Assuming that the plaintiff slipped and fell upon the street, without any fault of her own, this does not, of itself, impose liability upon the city, either as the operator of the leaky water main or as the custodian of the street. There was nothing in the situation shown to have confronted the superintendent of the Water Department, when he stood at the scene of the leak on the preceding day, which made it unreasonable for him to defer sending the repair crew to this particular leak.
In Carl v. New Haven, 93 Conn. 622, 107 Atl. 502, the plaintiff *111fell upon a sidewalk coated with ice, which, itself, was covered with new fallen snow. The Supreme Court of Errors of Connecticut said:
“The notice, actual or implied, of a highway defect causing injuries which a municipality must receive as a condition precedent of liability for those injuries, is notice of the defect itself which occasioned the injury, and not merely of conditions naturally productive of that defect and subsequently in fact producing it. 'Notice of another defect, or of the existence of a cause likely to produce the defect, is not sufficient.’ [Citations omitted]. Were it otherwise, and municipalities were charged with notice of defects which the future should develop upon the strength alone of their knowledge of such conditions as were calculated to produce them, the expansion of municipality liability for highway defects would be enormous, the burden of repair and remedy cast upon them would be vastly enlarged, and a wide field of uncertainty opened up in which triers might wander comparatively unrestrained in speculations as to causes and anticipated results.”

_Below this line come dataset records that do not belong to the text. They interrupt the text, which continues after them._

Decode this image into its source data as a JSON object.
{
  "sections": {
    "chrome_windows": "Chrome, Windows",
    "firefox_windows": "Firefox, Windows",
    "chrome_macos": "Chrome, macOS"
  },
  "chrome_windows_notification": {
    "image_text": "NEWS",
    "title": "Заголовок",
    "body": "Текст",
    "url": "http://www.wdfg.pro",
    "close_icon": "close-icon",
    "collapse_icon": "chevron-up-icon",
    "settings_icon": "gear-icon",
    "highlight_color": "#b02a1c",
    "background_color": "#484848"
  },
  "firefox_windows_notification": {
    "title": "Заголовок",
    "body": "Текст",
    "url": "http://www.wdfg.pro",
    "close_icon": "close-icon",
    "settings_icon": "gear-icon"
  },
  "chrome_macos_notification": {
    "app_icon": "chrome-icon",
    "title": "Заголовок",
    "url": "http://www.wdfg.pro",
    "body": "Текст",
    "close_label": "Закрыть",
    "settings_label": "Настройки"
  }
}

The evidence, viewed in the light most favorable to the plaintiff, does not show negligence by the city in deferring the repair of the leak in the water main from the day before the plaintiff’s injury to a time shortly thereafter. Consequently, the judgment of nonsuit was proper.
Moore, J., not sitting.